Of course, the root causes of poverty are complex and certainly not easily solvable. They go back to our colonial history, our approach to fostering debt, our contributions to climate change and our current approach to international trade. But having recognized this, any response to poverty that is worthy of attention must in some sense seek to address these root causes. There is nothing in EA that makes any attempt to do this. Giving to causes that provide discrete services to the poor – however effective they are – will not provide a long-term solution to poverty. Changing our current financial system and terms of international trade might.

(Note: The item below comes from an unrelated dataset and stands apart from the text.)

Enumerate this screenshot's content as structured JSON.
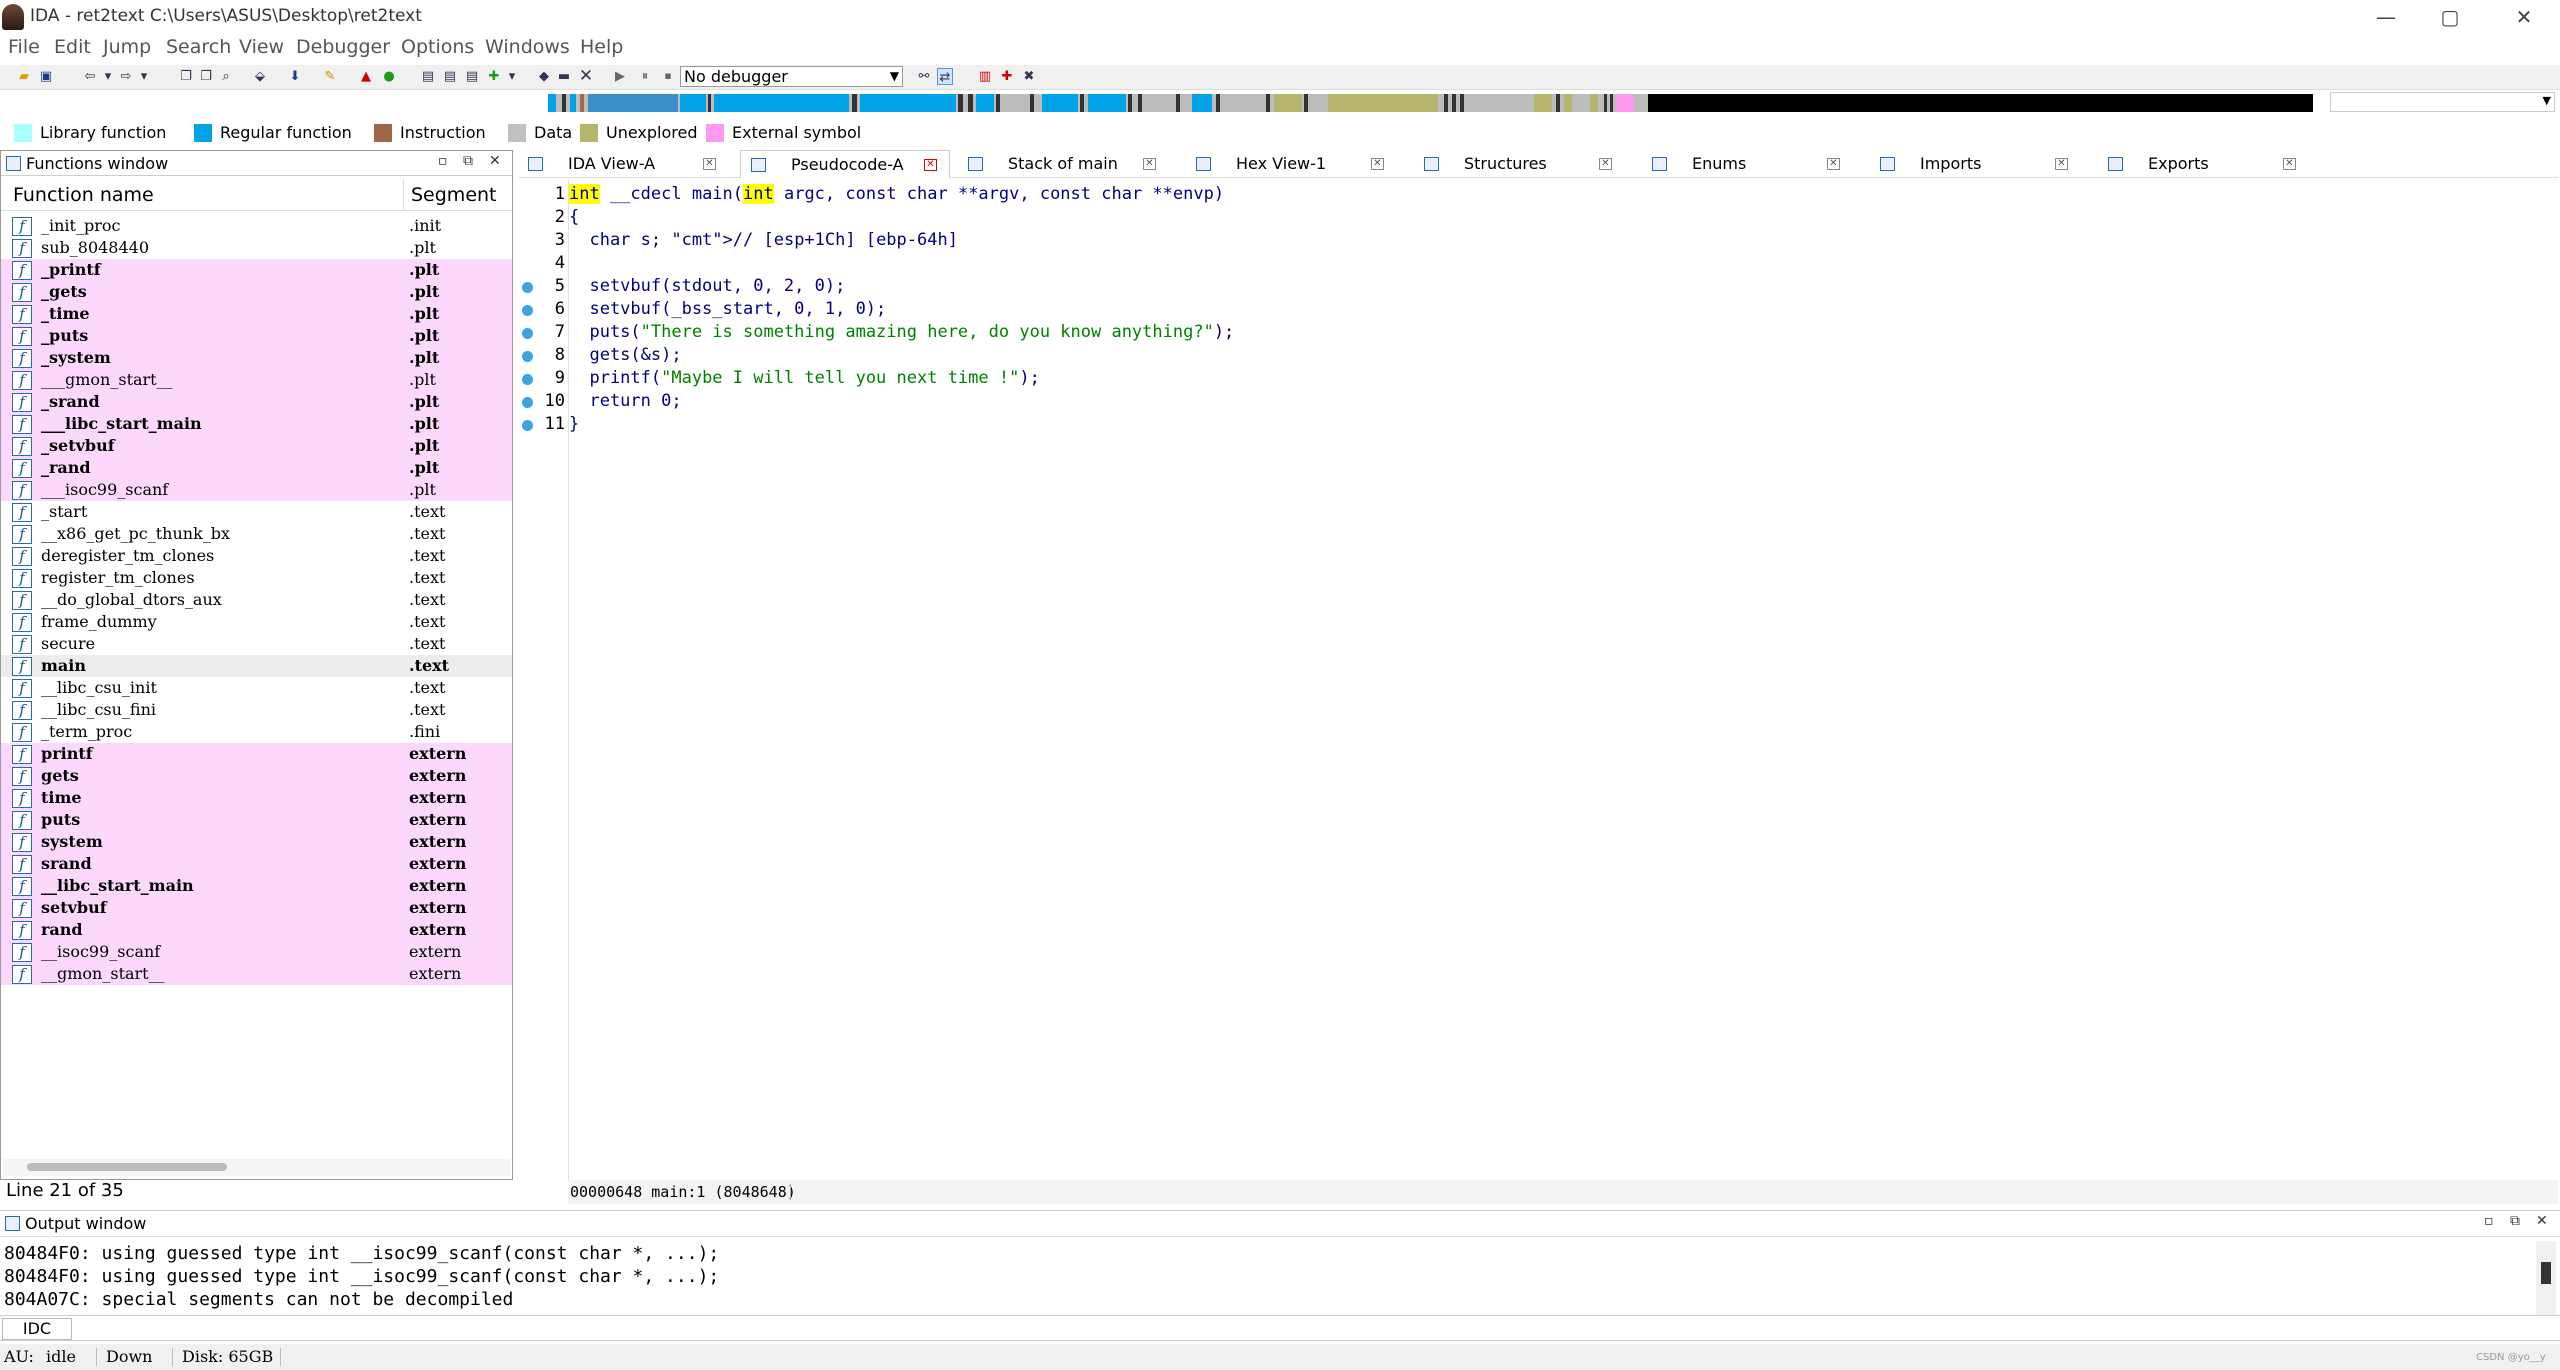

I would therefore be a happy advocate of EA if its focus was on lobbying the national and international seats of power to provide a fairer system, but in its advocacy of ‘earning to give’, I fear it may be doing the precise opposite – propping up a system that keeps the poor poor while making all of us feel that little bit better about ourselves.

About the author

Dr Justin Thacker, Academic Director, Cliff College. Author of Global Poverty: A Theological Guide. Research interests: theology and international development. Twitter: @drjthacker.

Note: This piece gives the views of the author, and not the position of the LSE Religion and Global Society blog, nor of the London School of Economics.